Belfast City Council can be congratulated because it has made an important start. Arguably, the start is overdue. However, now that more planning powers are being devolved to local government, this makes the initiative more logical. Stormont departments must now contribute to an integrated series of policies where local government takes the lead.
A professional team has been appointed to develop a city centre regeneration and investment framework. The preliminary ideas have been published and, just to regenerate the city centre, the investment agenda is a multi-year multi-million pound budget commitment.
The scale of the desirable ambition for Belfast city centre is huge. Time lost during 40 years of short-term ‘Troubles-related’ priorities must now be regained.
First, a cautious preliminary is justified. Belfast City Council has set to work on policies to enhance the development of the city centre. It is an important starting point. There is no denial that the perspective of the wider city commuter area poses further questions on issues such as housing, roads, educational and health provision. The wider Belfast commuter region merits specific plans to tackle emerging deficiencies in all of these services.
Second, whilst Belfast City Council has initiated some creative thinking — and the initial directions are the easier part of the exercise — next comes a difficult series of decisions on priorities, timetables, funding and identification of responsibilities. Will central government departments weigh in to put the Belfast priorities into, for example, the central government capital spending programmes?
Third, the initial ideas lack persuasive evidence on some issues. The ambitions to establish a strong retail axis in the city centre are commendable. However, the absence of ideas to incentivise the levels of urban footfall whilst hoping that city centre stores will be the engines of their own expansion seems over optimistic. The plans for improved car management, displayed at the consultation conference, merit a specific place on the final agenda. Without an increased retail foot-fall, many of the proposals will under-perform.

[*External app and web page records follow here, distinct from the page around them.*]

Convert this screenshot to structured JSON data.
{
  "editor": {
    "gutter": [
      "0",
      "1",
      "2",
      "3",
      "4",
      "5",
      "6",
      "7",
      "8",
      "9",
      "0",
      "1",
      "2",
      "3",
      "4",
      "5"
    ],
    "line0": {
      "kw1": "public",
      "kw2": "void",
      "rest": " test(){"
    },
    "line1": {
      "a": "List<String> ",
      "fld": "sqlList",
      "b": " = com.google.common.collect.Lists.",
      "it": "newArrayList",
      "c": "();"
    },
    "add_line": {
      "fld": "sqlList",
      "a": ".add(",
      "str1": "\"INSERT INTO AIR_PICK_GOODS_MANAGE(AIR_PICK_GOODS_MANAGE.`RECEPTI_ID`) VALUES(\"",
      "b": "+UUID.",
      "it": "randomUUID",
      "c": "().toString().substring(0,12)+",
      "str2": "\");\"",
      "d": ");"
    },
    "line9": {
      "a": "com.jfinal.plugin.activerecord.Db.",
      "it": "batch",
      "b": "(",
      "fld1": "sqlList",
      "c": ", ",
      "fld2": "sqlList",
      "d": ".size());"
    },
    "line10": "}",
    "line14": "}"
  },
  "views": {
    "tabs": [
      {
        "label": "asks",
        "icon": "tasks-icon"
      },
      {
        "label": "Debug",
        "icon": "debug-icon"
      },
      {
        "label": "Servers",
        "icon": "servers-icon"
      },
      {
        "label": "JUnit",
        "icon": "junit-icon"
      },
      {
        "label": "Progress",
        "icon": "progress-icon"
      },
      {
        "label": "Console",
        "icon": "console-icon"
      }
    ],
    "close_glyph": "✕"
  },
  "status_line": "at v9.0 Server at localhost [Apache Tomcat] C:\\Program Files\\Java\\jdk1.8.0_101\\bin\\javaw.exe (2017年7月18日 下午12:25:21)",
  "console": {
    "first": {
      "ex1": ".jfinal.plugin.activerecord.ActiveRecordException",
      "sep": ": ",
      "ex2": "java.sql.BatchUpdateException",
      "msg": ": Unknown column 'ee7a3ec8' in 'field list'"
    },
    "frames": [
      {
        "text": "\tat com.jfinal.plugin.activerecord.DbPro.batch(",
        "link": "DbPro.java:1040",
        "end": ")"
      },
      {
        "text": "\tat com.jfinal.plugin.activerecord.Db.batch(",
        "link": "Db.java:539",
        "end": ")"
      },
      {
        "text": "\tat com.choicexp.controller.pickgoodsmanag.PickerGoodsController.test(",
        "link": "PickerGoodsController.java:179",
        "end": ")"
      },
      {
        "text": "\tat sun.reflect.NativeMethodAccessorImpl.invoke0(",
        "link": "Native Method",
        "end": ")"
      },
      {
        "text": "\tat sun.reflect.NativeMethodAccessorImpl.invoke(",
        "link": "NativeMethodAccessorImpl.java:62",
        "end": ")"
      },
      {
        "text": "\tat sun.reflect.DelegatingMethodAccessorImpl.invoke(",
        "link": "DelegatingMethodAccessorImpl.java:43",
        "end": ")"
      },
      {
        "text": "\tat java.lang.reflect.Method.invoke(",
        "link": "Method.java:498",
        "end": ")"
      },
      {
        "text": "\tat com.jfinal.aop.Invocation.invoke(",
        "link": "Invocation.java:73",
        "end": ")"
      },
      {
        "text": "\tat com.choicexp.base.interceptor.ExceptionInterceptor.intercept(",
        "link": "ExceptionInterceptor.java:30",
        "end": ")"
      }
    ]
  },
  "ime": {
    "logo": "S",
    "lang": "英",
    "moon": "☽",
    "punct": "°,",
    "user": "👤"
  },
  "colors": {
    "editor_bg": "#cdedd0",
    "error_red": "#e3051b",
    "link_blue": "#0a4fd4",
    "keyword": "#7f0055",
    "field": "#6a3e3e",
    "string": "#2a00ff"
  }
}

And finally, will the consultants please reread what John Lewis said and has re-stated about Northern Ireland? John Lewis made a convincing argument about Sprucefield.